TASK ITEM: Copying nothing before it, reproduce the line that holds "Give me the" and every line after it in the data, exactly.

RECORDS TO USE:
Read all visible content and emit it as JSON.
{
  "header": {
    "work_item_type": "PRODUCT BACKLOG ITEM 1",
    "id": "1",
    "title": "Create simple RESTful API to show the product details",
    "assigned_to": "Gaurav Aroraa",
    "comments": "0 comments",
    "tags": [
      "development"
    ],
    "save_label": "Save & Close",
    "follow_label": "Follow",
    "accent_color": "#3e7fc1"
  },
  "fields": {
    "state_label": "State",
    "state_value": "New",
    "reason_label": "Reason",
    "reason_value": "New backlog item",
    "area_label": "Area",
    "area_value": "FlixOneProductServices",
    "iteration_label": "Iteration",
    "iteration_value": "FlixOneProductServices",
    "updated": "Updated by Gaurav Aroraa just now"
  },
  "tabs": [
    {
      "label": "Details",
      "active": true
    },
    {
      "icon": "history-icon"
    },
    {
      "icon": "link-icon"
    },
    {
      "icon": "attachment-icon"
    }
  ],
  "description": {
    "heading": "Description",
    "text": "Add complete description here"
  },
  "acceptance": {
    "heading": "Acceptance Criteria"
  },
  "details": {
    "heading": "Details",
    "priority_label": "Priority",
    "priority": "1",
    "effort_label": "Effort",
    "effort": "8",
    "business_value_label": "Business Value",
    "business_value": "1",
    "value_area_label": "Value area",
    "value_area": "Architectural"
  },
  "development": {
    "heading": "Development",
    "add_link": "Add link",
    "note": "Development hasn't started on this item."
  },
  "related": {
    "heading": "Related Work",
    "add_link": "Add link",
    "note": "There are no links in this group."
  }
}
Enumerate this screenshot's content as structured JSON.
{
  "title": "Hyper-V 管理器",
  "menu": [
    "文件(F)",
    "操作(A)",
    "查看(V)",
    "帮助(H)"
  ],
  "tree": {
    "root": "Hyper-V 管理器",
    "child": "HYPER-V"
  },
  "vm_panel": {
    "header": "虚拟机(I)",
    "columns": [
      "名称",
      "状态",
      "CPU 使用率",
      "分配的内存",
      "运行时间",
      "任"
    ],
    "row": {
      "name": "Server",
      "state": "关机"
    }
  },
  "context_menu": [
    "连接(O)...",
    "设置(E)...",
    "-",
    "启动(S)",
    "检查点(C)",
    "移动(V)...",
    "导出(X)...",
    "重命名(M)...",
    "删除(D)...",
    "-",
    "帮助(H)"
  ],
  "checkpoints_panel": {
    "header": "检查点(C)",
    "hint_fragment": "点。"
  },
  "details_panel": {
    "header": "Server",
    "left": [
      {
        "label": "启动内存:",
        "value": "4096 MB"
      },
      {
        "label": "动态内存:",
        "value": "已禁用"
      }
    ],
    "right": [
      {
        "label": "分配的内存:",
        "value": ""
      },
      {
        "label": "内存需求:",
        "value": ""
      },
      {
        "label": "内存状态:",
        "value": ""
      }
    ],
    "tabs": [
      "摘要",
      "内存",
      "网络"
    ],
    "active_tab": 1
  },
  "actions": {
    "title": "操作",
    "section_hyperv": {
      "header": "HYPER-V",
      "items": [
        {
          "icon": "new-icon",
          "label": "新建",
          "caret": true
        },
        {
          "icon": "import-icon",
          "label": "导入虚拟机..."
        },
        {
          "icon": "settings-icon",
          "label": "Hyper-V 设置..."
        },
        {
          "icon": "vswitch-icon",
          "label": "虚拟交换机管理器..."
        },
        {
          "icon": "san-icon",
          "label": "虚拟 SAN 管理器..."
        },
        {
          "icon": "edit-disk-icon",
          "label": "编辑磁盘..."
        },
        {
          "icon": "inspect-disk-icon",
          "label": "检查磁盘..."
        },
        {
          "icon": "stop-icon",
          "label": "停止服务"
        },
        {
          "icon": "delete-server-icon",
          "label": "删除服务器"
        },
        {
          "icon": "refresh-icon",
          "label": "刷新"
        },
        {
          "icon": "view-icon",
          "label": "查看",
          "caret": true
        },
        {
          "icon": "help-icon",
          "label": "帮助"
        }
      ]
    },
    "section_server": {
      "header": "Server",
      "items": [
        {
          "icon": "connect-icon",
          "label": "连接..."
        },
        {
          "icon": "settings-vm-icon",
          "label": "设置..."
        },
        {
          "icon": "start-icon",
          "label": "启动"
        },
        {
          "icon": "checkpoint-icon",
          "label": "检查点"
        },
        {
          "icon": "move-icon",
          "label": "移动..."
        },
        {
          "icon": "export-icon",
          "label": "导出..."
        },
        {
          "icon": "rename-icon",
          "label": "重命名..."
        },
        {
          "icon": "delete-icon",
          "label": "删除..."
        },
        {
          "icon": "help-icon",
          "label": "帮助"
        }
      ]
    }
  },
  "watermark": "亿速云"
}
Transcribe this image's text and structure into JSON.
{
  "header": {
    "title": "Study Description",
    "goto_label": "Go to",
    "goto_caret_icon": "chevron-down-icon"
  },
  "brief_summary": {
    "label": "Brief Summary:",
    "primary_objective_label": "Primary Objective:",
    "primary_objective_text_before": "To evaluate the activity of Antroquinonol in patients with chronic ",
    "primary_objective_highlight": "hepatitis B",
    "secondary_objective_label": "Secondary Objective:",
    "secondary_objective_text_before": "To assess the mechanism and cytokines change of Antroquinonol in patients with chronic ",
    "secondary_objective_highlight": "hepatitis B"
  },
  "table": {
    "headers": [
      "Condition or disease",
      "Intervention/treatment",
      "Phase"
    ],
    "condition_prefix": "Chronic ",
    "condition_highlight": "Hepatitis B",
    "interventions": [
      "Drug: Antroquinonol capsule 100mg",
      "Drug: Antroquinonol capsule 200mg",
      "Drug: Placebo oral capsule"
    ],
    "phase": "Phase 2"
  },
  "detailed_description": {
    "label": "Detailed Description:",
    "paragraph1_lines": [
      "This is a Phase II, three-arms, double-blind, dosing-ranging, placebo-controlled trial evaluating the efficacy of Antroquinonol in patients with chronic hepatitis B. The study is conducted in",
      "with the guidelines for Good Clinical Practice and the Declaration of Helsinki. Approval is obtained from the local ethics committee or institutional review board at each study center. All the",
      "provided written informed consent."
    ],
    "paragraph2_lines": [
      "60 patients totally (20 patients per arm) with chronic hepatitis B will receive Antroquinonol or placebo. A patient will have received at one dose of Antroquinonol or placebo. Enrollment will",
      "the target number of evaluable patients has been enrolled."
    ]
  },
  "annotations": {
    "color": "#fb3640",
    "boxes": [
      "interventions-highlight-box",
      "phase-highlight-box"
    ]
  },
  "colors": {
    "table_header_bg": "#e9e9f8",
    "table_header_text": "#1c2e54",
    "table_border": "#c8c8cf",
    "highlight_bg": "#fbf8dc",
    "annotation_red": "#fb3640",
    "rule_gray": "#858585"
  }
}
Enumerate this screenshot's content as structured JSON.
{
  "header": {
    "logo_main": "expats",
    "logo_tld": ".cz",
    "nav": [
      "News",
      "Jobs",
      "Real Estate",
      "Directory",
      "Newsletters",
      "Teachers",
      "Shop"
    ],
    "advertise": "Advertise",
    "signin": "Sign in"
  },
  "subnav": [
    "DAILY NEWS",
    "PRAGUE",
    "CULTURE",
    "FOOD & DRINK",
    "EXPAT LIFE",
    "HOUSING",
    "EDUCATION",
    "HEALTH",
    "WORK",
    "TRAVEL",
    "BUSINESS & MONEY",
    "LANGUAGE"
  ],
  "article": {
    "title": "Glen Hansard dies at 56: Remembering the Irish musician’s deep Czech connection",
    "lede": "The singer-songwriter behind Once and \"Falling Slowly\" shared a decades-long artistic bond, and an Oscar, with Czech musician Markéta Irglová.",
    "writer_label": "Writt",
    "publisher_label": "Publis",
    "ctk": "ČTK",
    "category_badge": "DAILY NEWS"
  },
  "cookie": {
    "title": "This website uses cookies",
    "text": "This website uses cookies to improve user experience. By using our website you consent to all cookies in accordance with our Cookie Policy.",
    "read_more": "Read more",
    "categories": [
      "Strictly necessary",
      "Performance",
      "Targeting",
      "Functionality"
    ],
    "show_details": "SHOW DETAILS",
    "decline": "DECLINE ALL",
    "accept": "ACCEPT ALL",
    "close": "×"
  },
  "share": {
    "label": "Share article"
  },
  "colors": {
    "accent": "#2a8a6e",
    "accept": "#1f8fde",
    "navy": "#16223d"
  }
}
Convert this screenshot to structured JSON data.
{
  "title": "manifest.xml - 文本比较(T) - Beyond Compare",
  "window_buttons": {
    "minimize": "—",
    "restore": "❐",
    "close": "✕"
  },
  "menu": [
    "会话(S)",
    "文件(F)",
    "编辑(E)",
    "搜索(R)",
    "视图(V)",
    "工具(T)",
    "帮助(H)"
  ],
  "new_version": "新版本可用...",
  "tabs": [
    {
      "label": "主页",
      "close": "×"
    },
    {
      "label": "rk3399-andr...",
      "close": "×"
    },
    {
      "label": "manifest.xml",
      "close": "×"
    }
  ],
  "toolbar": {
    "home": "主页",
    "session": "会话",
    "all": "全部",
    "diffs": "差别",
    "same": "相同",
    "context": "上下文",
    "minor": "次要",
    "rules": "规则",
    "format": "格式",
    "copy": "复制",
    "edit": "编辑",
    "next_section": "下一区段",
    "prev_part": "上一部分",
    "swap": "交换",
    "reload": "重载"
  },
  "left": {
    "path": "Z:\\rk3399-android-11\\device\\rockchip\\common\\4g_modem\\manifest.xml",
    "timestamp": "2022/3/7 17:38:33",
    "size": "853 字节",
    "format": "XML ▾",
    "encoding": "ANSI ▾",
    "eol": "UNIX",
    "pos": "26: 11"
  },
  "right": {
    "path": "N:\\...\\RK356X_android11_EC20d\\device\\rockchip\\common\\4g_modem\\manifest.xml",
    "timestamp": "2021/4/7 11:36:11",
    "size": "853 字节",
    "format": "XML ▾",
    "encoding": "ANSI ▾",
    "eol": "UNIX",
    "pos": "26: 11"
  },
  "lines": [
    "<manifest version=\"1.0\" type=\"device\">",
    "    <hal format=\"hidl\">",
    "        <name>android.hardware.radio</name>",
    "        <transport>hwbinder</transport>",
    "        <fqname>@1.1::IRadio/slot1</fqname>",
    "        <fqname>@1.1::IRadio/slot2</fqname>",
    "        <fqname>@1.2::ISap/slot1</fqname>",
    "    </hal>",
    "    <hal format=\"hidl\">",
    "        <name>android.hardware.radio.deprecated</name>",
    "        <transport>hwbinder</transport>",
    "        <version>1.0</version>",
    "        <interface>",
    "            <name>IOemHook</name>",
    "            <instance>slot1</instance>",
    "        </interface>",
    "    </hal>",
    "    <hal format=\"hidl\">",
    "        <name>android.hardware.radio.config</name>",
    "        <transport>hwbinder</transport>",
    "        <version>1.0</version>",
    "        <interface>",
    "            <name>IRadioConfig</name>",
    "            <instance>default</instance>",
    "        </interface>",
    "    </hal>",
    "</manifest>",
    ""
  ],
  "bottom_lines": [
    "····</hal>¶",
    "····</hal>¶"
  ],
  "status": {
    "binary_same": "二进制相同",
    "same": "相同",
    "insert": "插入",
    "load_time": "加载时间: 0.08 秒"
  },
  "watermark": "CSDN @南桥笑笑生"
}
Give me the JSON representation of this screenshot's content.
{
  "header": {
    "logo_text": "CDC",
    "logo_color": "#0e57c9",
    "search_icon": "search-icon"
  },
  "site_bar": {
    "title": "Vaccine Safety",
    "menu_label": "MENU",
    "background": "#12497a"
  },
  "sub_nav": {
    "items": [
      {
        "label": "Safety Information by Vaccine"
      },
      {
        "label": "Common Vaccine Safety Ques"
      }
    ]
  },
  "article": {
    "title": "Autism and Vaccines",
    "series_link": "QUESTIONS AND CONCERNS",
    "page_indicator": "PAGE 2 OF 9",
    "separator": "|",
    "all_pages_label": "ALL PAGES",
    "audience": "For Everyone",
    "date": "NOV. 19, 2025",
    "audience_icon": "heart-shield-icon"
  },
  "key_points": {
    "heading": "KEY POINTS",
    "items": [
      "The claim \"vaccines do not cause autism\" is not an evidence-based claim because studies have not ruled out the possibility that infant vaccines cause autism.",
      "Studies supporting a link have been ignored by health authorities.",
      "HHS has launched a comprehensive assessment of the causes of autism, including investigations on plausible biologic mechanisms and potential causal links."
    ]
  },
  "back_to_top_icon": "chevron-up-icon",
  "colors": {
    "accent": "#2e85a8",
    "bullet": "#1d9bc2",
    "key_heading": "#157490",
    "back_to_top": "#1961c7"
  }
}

WRITTEN ANSWER:
Give me the JSON representation of this screenshot's content.
{
  "header": {
    "logo_text": "CDC",
    "logo_color": "#0e57c9",
    "search_icon": "search-icon"
  },
  "site_bar": {
    "title": "Vaccine Safety",
    "menu_label": "MENU",
    "background": "#12497a"
  },
  "sub_nav": {
    "items": [
      {
        "label": "Safety Information by Vaccine"
      },
      {
        "label": "Common Vaccine Safety Ques"
      }
    ]
  },
  "article": {
    "title": "Autism and Vaccines",
    "series_link": "QUESTIONS AND CONCERNS",
    "page_indicator": "PAGE 2 OF 9",
    "separator": "|",
    "all_pages_label": "ALL PAGES",
    "audience": "For Everyone",
    "date": "NOV. 19, 2025",
    "audience_icon": "heart-shield-icon"
  },
  "key_points": {
    "heading": "KEY POINTS",
    "items": [
      "The claim \"vaccines do not cause autism\" is not an evidence-based claim because studies have not ruled out the possibility that infant vaccines cause autism.",
      "Studies supporting a link have been ignored by health authorities.",
      "HHS has launched a comprehensive assessment of the causes of autism, including investigations on plausible biologic mechanisms and potential causal links."
    ]
  },
  "back_to_top_icon": "chevron-up-icon",
  "colors": {
    "accent": "#2e85a8",
    "bullet": "#1d9bc2",
    "key_heading": "#157490",
    "back_to_top": "#1961c7"
  }
}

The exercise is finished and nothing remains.